If one or both individuals have high levels of depression or anxiety, this decreases the likelihood of positive relationship outcomes.
If you’re wondering if this applies to you, consider how often in the past month you’ve felt worthless, tired for no reason, so nervous that nothing could calm you down, or so sad that nothing could cheer you up.
The causal direction here is unclear. It could be that being anxious and depressed leads to relationship problems. Or, it could be that relationship problems lead to anxiety and depression.
In either case, if you or your partner are experiencing anxiety or depression, now may not be the right time to try long-distance.
“Missing someone gets easier every day because even though you are one day further from the last time you saw them, you are one day closer to the next time you will.”
Knowing when you and your partner will live in the same place again, and being satisfied with that plan, is a major contributor to long-distance relationship quality[1,14].
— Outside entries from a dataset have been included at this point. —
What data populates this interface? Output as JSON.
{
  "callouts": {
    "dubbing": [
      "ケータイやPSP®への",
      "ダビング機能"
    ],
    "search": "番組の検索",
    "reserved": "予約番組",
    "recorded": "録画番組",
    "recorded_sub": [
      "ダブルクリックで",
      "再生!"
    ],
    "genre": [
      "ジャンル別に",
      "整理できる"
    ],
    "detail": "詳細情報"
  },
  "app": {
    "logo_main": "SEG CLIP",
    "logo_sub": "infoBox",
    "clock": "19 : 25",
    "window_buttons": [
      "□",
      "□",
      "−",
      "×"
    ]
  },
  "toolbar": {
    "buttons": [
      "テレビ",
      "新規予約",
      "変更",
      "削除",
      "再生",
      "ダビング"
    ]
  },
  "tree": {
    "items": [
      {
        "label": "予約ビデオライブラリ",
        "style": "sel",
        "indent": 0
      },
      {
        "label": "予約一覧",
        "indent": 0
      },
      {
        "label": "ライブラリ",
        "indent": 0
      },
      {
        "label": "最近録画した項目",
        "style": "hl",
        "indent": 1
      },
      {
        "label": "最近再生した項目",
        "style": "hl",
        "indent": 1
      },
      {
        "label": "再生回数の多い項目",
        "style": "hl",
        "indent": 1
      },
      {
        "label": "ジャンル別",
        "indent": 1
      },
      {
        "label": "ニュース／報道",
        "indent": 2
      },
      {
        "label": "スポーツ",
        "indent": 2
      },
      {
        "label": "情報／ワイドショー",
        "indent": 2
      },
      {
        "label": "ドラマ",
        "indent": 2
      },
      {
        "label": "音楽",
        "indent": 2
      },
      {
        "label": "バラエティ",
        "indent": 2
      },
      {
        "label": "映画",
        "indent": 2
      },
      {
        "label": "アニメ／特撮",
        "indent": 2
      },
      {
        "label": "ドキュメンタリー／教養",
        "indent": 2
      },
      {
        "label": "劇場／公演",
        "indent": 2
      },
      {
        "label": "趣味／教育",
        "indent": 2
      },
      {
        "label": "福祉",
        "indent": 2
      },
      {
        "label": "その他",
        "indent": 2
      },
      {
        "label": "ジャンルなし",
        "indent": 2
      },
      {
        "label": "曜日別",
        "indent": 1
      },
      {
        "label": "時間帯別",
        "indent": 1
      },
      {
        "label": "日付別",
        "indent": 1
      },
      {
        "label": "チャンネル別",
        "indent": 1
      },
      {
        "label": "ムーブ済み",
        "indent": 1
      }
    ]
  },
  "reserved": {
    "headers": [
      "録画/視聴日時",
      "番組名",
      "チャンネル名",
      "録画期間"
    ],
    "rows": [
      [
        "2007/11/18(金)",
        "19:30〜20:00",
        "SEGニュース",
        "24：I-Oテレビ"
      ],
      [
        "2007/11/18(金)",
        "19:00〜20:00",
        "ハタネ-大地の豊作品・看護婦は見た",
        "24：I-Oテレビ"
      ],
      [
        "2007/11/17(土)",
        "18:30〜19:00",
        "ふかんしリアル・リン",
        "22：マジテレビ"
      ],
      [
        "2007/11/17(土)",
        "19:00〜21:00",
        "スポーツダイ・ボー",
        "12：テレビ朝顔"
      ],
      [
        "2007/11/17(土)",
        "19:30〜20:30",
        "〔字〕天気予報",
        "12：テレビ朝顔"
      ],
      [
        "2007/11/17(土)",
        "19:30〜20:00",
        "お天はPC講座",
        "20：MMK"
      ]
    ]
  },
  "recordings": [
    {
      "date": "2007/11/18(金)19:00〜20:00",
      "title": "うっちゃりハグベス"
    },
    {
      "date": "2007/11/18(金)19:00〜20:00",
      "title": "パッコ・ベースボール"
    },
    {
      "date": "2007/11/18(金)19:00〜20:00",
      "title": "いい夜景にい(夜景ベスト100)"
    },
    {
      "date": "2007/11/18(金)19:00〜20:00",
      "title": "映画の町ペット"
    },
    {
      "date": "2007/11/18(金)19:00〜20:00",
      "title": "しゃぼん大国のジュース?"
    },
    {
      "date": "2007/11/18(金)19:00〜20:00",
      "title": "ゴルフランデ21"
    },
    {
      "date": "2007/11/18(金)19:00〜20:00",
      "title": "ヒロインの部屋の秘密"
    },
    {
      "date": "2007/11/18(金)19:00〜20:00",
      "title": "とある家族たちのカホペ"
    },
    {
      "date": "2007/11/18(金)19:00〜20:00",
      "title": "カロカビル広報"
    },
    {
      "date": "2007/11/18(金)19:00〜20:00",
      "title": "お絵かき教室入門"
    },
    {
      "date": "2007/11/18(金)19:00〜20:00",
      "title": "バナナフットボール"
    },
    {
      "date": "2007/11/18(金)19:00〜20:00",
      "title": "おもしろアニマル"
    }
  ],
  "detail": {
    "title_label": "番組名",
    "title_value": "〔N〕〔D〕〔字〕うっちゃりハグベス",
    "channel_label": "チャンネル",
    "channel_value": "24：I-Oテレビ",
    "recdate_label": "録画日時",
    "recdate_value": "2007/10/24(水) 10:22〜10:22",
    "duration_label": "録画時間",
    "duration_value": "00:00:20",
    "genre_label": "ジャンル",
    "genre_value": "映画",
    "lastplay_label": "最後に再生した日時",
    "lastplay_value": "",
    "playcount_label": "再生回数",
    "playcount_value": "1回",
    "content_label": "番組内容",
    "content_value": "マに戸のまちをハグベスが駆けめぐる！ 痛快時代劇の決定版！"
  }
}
In many situations, knowing when you’ll be permanently reunited may be tough. It’s important to plan ahead as much as possible, and have open conversations about your future plans.
“There are no goodbyes for us. Wherever you are, you will always be in my heart.”
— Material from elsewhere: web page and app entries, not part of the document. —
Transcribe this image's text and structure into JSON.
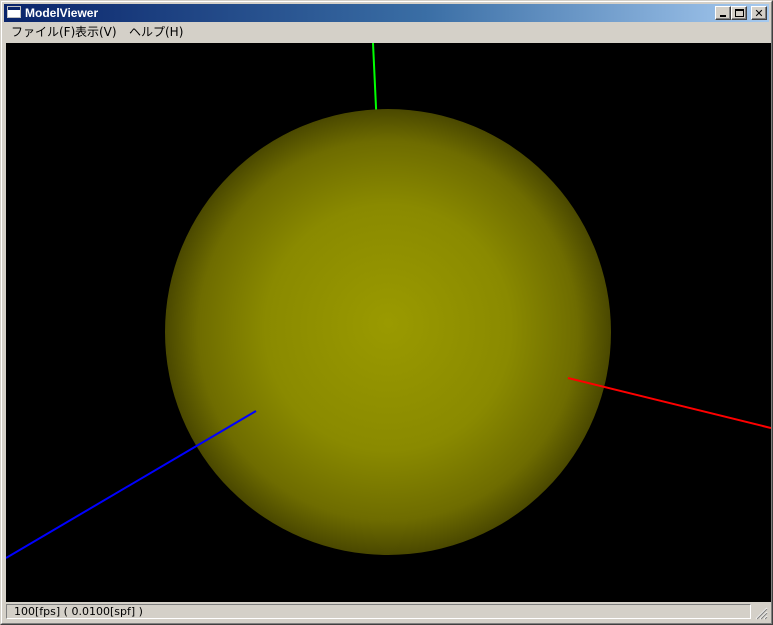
{
  "window": {
    "title": "ModelViewer"
  },
  "caption_buttons": {
    "minimize": "minimize",
    "maximize": "maximize",
    "close": "close"
  },
  "menu": {
    "items": [
      {
        "label": "ファイル(F)"
      },
      {
        "label": "表示(V)"
      },
      {
        "label": "ヘルプ(H)"
      }
    ]
  },
  "scene": {
    "background": "#000000",
    "sphere_color": "#999900",
    "axis_colors": {
      "x": "#ff0000",
      "y": "#00ff00",
      "z": "#0000ff"
    }
  },
  "status": {
    "text": "100[fps] ( 0.0100[spf] )"
  },
  "colors": {
    "title_start": "#0a246a",
    "title_end": "#a6caf0",
    "chrome": "#d4d0c8"
  }
}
If you’re contemplating living apart from your partner, take comfort knowing that it’s possible—and, in some cases, probable—to have a satisfying long-distance relationship.
But be sure to agree on an end date for your separation, keep a positive attitude, and make liberal use of video chat.
And, don’t be troubled by the amount of distance—being half a world away can actually strengthen a relationship.
1. Dargie, E., Blair, K.L., Goldfinger, C., & Pukall, C.F. (2015). Go long! Predictors of positive relationship outcomes in long-distance dating relationships. Journal of Sex & Marital Therapy, 41, 181-202.
2. Du Bois, S.N., Sher, T.G., Grotkowski, K., Aizenman, T., Slesinger, N., & Cohen, M. (2016). Going the distance health in long-distance versus proximal relationships. The Family Journal, 24, 5-14.
3. Jiang, L.C., & Hancock, J.T. (2013). Absence makes the communication grow fonder: Geographic separation, interpersonal media, and intimacy in dating relationships. Journal of Communication, 63, 556-577.
4. Kelmer, G., Rhoades, G.K., Stanley, S., & Markman, H.J. (2013). Relationship quality, commitment, and stability in long?distance relationships. Family Process, 52, 257-270.
5. “Long Distance Relationship Statistics | What are the stats?”. longdistancerelationshipstatistics.com.
6. Neustaedter, C., & Greenberg, S. (2012, May). Intimacy in long-distance relationships over video chat. In Proceedings of the SIGCHI Conference on Human Factors in Computing Systems (pp. 753-762). ACM.
7. Cohn, R., & Levithan, D. (2010). Dash & Lily’s Book of Dares. New York: Knopf Books for Young Readers.
8. Stafford, L., Merolla, A.J., & Castle, J.D. (2006). When long-distance dating partners become geographically close. Journal of Social and Personal Relationships, 23, 901-919.
9. McNeal, Tom (2014). Far Far Away. New York: Random House Children’s Books.
10. Horn, K., Arnone, A., Nesbitt, K., Desllets, L., Sears, T., Giffin, M., & Brudi, R. (1997). Physical distance and interpersonal characteristics in college students’ romantic relationships. Personal Relationships, 4, 25-34.
11. Biggs, M. (2009). Self-fulfilling prophecies. The Oxford Handbook of Analytical Sociology, 294-314.
12. Ott, Cheryl (2012). Stubborn love: A recommitment to live when giving up seemed so much easier. Bloomington, IN: Westbow Press.
13. Kessler, R.C., Andrews, G., Colpe, et al. (2002). Short screening scales to monitor population prevalences and trends in non-specific psychological distress. Psychological Medicine, 32, 959-956.
14. Maguire, K.C. (2007). “Will it ever end?”: A (re) examination of uncertainty in college student long-distance dating relationships. Communication Quarterly, 55, 415-432.